While the degree of uncertainty surrounding future climate conditions can be overwhelming, this exercise demonstrates that it doesn’t need to be a barrier to action. As Bryan notes, “scenario planning is a simple yet powerful tool. It allows managers to take steps now to proactively plan for the future and to respond quickly to change as it occurs.”
Continuing on the Path Towards Adaptation
While the scenario planning project has wrapped up, the Northeast CASC is continuing to collaborate with Acadia National Park to support climate adaptation. Jennifer Smetzer, a Second Century Stewardship Fellow, and Toni Lyn Morelli, a USGS Research Ecologist with the Northeast CASC, are starting a new project to identify locations in Acadia and the surrounding region that are buffered from changes in climate that might be occurring on the broader landscape. Known as “climate change refugia”, these areas can act as short-term sanctuaries for plants and animals. The team is working to identify the climate and habitat requirements for a selection of species, then will map areas that might serve as refugia for these species in the future, as climate conditions change. Smetzer and Morelli are actively engaging local stakeholders at Acadia, and more broadly throughout the region, to identify a path forward for integrating climate change refugia into management and climate adaptation plans.

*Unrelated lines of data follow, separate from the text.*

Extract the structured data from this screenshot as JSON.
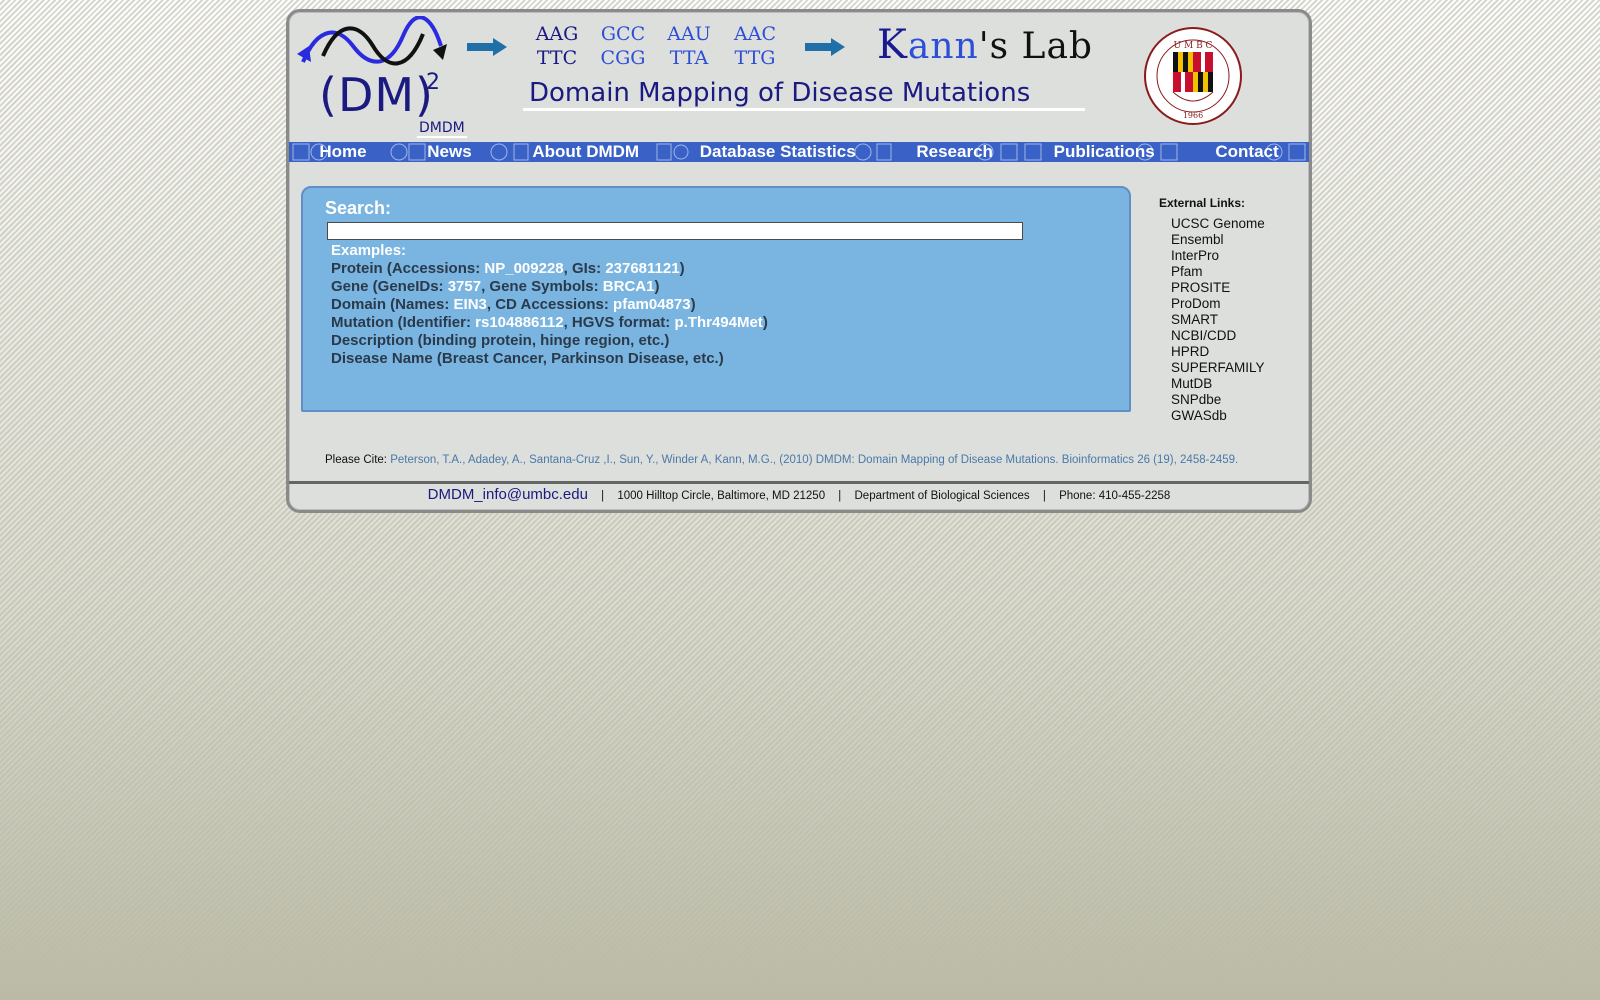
{
  "header": {
    "logo": {
      "main": "(DM)",
      "sup": "2",
      "sub": "DMDM"
    },
    "codons": [
      {
        "top": "AAG",
        "bottom": "TTC",
        "color": "#1a1a80"
      },
      {
        "top": "GCC",
        "bottom": "CGG",
        "color": "#2d4fd8"
      },
      {
        "top": "AAU",
        "bottom": "TTA",
        "color": "#2d4fd8"
      },
      {
        "top": "AAC",
        "bottom": "TTG",
        "color": "#2d4fd8"
      }
    ],
    "lab_name_k": "K",
    "lab_name_ann": "ann",
    "lab_name_rest": "'s Lab",
    "subtitle": "Domain Mapping of Disease Mutations",
    "seal_icon": "umbc-seal-icon"
  },
  "nav": {
    "items": [
      {
        "label": "Home"
      },
      {
        "label": "News"
      },
      {
        "label": "About DMDM"
      },
      {
        "label": "Database Statistics"
      },
      {
        "label": "Research"
      },
      {
        "label": "Publications"
      },
      {
        "label": "Contact"
      }
    ]
  },
  "search": {
    "label": "Search:",
    "input_value": "",
    "examples_heading": "Examples:",
    "protein_prefix": "Protein (Accessions: ",
    "protein_acc": "NP_009228",
    "protein_mid": ", GIs: ",
    "protein_gi": "237681121",
    "close": ")",
    "gene_prefix": "Gene (GeneIDs: ",
    "gene_id": "3757",
    "gene_mid": ", Gene Symbols: ",
    "gene_symbol": "BRCA1",
    "domain_prefix": "Domain (Names: ",
    "domain_name": "EIN3",
    "domain_mid": ", CD Accessions: ",
    "domain_cd": "pfam04873",
    "mutation_prefix": "Mutation (Identifier: ",
    "mutation_id": "rs104886112",
    "mutation_mid": ", HGVS format: ",
    "mutation_hgvs": "p.Thr494Met",
    "description": "Description (binding protein, hinge region, etc.)",
    "disease": "Disease Name (Breast Cancer, Parkinson Disease, etc.)"
  },
  "external_links": {
    "title": "External Links:",
    "items": [
      "UCSC Genome",
      "Ensembl",
      "InterPro",
      "Pfam",
      "PROSITE",
      "ProDom",
      "SMART",
      "NCBI/CDD",
      "HPRD",
      "SUPERFAMILY",
      "MutDB",
      "SNPdbe",
      "GWASdb"
    ]
  },
  "cite": {
    "label": "Please Cite: ",
    "text": "Peterson, T.A., Adadey, A., Santana-Cruz ,I., Sun, Y., Winder A, Kann, M.G., (2010) DMDM: Domain Mapping of Disease Mutations. Bioinformatics 26 (19), 2458-2459."
  },
  "footer": {
    "email": "DMDM_info@umbc.edu",
    "address": "1000 Hilltop Circle, Baltimore, MD 21250",
    "department": "Department of Biological Sciences",
    "phone": "Phone: 410-455-2258",
    "separator": "|"
  },
  "colors": {
    "nav_bg": "#3a62c6",
    "panel_bg": "#7ab4e0",
    "text_dark_blue": "#1a1a80",
    "link_blue": "#4b78a8"
  }
}
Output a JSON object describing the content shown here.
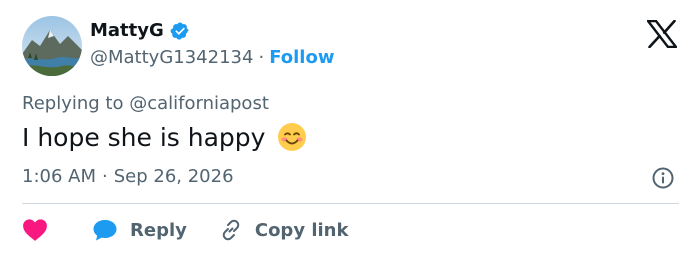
{
  "author": {
    "display_name": "MattyG",
    "handle": "@MattyG1342134",
    "verified": true,
    "follow_label": "Follow",
    "separator": "·"
  },
  "reply_context": {
    "prefix": "Replying to ",
    "target": "@californiapost"
  },
  "tweet": {
    "text": "I hope she is happy",
    "emoji": "smiling-face-with-smiling-eyes"
  },
  "meta": {
    "time": "1:06 AM",
    "separator": "·",
    "date": "Sep 26, 2026"
  },
  "actions": {
    "reply_label": "Reply",
    "copy_link_label": "Copy link"
  },
  "icons": {
    "brand": "x-logo-icon",
    "verified": "verified-badge-icon",
    "info": "info-icon",
    "like": "heart-icon",
    "reply": "speech-bubble-icon",
    "copy": "link-icon"
  },
  "colors": {
    "text": "#0f1419",
    "secondary": "#536471",
    "accent": "#1d9bf0",
    "like": "#f91880",
    "divider": "#cfd9de"
  }
}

Figure in Text: Projected changes in key variables over the next 25 years for each Acadia climate scenario. Up arrows denote increasing trends, down arrows decreasing trends and sideways arrows indicate no change. Arrow size denotes amount of change. Scenario 1 is split into ‘early’ and ‘late’ phases of the scenario. Comparisons are made to conditions from 1993-2013. Modified from Star et al. (2016).
Photo in Text: Bass Head Harbor Light Station, built in 1858, is the only lighthouse on Mount Desert Island and is listed on the National Register of Historic Places. Credit: NPS
Bottom Photos (Left to Right): 1. Jordan Pond, a mountain lake formed by a glacier and known for its clear waters. In the distance are two small peaks known as “The Bubbles”. Credit: Rebecca Lloyd (public domain) 2. Sunrise on Cadillac Mountain, the highest point on the North Atlantic seaboard. Between October and March, it is the first place to view the sunrise in the United States. Credit: Rebecca Lloyd (public domain) 3. Waterfall Bridge is one of Acadia’s 16 historic stone bridges, located along the carriage road network. Each bridge has unique features, specifically designed to blend in with the surrounding landscape. Credit: Rebecca Lloyd (public domain) 4. Forty-five miles of carriage roads weave through Acadia’s mountains and valleys. Gifted to the park by John D. Rockefeller Jr. and family, these roads are an excellent example of broken-stone roads, which were commonly used at the turn of the 20th century. Maintaining the carriage road network is costly and is done in part by funds and volunteer labor from non-profit organizations. In climate scenarios that project wetter conditions and more intense storms, these carriage roads could be threatened by flooding and erosion. Credit: Ray Radigan, NPS 5. Heavy winter seas batter Acadia’s coastline. Atlantic hurricane and winter storm activity have increased since the 1980s, and questions remain as to whether this pattern will strengthen. One scenario for Acadia, “Bigger Boat”, projects increased storminess in the form of tropical and extratropical cyclones and nor’easters, with the potential to cause substantial flooding. Even if this scenario does not unfold, with the rate at which seas are rising storm surge will inevitably begin reaching further inland than ever before. Credit: S. West, NPS.